• Task goal: Please state how many lines in the records that follow include "collections", with no other output.

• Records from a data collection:
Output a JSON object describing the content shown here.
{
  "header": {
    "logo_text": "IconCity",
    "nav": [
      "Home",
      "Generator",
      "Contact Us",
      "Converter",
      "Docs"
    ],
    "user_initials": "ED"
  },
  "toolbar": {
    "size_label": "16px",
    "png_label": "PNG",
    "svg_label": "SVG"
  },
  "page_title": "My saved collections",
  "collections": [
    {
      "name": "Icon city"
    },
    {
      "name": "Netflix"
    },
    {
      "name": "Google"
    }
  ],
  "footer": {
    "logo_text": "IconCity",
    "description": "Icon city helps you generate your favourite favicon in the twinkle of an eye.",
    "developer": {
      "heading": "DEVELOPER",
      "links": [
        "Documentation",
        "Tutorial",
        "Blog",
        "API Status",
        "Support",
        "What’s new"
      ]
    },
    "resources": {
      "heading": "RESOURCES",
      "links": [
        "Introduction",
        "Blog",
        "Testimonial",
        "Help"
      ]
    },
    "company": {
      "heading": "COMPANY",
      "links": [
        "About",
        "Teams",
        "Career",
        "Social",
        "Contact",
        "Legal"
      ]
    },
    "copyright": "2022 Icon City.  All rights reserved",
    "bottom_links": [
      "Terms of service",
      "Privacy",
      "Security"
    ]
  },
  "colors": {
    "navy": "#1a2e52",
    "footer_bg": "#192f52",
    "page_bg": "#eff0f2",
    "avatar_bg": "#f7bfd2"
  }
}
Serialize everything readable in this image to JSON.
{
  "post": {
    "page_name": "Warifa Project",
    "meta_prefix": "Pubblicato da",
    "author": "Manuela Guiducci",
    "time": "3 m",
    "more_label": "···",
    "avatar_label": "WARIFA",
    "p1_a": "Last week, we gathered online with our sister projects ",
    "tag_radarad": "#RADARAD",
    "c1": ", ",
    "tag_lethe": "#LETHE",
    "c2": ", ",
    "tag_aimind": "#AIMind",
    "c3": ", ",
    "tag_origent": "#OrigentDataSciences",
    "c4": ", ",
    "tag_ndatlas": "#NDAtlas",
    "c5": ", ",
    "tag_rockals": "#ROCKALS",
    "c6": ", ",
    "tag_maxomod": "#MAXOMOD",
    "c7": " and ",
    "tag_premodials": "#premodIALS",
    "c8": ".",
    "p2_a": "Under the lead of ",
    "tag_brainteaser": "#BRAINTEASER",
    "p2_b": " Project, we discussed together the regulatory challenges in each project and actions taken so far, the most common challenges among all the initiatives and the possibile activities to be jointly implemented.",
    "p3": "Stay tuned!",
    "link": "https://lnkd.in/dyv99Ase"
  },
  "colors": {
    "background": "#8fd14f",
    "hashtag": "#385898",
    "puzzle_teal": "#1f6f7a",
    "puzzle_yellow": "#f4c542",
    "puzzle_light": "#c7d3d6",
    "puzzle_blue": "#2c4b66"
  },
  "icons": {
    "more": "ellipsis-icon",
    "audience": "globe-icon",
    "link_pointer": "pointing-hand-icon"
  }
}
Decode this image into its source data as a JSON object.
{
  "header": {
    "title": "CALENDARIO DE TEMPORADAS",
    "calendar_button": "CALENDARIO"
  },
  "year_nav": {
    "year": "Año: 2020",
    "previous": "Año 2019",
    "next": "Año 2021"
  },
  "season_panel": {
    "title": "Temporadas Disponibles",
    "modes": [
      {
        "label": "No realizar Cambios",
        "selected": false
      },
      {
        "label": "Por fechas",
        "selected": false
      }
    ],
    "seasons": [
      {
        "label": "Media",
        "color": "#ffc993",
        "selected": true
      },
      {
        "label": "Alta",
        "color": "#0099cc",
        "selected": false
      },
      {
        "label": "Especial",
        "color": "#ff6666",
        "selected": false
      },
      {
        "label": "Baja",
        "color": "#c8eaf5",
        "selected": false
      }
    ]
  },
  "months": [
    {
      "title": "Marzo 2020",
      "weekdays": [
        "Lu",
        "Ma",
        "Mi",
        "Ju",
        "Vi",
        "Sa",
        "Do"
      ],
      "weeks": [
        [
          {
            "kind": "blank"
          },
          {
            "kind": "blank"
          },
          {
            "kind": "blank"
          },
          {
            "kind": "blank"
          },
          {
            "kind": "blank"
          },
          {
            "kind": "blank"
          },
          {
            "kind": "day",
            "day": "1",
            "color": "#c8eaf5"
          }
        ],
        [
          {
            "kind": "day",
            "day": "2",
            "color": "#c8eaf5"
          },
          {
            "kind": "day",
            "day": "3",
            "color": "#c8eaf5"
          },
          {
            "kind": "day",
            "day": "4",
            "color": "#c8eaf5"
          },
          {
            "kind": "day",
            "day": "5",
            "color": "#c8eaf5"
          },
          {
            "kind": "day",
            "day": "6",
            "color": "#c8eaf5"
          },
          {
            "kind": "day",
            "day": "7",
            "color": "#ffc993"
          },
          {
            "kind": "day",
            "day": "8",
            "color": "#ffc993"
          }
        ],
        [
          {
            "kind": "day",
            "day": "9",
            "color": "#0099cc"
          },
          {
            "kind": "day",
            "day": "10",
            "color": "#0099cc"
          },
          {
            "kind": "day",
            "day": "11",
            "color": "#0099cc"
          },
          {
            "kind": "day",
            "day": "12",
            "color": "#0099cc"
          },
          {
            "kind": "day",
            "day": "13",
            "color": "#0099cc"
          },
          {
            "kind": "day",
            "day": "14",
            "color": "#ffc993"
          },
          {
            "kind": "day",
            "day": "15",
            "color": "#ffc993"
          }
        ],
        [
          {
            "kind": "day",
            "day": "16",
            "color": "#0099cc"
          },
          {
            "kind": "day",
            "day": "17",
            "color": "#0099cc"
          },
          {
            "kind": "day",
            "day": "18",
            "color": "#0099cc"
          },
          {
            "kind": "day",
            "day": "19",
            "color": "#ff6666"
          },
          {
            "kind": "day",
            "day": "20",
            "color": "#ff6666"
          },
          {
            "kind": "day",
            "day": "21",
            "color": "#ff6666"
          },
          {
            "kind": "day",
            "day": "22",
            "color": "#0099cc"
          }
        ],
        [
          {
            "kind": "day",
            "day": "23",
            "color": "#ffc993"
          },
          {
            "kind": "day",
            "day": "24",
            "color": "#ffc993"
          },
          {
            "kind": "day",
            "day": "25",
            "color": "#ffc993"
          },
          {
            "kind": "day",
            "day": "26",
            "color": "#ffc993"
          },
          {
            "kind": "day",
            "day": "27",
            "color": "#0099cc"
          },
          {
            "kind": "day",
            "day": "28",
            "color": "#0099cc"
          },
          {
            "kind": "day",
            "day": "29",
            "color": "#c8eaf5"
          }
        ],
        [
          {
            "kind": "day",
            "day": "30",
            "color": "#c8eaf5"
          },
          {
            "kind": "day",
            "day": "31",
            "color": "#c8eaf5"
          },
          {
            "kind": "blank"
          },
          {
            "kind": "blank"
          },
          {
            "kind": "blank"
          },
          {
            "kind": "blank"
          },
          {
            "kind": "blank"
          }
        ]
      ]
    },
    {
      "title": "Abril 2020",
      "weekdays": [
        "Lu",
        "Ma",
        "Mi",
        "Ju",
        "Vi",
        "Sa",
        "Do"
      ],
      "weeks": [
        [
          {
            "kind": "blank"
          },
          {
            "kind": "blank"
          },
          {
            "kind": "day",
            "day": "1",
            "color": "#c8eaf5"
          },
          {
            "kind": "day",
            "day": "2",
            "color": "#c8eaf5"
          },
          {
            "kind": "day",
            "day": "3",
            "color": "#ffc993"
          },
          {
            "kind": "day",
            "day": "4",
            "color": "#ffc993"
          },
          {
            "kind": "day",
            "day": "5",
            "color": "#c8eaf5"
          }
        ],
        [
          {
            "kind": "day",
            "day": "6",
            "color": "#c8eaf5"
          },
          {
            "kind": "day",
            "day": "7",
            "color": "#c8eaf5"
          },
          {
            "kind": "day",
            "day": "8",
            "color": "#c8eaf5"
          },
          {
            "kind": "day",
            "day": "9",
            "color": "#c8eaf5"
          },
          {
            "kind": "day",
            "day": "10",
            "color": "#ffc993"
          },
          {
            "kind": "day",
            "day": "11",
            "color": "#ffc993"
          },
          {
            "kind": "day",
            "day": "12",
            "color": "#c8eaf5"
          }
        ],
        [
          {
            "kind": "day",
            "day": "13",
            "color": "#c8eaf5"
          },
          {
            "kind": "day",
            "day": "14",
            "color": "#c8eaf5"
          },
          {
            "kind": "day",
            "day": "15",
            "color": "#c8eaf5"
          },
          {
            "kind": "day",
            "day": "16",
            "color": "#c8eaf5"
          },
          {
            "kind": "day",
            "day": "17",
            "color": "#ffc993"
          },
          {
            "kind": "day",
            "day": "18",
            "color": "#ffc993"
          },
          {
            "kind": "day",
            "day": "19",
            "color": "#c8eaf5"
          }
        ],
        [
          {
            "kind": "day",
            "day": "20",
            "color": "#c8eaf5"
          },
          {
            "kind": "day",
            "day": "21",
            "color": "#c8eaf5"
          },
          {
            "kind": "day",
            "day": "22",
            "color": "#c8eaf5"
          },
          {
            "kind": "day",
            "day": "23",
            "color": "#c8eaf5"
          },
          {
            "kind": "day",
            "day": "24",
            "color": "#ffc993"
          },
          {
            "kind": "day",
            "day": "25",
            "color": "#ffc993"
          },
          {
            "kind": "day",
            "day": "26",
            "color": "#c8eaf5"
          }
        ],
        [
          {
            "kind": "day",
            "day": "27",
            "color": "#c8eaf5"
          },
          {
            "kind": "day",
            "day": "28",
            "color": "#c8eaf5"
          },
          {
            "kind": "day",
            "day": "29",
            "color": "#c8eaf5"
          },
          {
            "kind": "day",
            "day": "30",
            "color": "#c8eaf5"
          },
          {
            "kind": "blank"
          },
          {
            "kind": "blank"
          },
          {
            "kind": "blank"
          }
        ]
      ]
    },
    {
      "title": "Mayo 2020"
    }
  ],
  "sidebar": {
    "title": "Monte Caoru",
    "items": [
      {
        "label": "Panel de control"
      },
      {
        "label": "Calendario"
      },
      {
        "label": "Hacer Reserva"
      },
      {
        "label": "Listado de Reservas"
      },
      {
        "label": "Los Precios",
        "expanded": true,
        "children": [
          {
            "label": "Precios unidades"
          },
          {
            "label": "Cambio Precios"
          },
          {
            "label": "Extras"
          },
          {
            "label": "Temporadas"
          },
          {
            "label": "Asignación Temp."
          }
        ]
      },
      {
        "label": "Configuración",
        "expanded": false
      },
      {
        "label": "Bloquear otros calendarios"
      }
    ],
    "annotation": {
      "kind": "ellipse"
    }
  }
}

• Exercise output: 2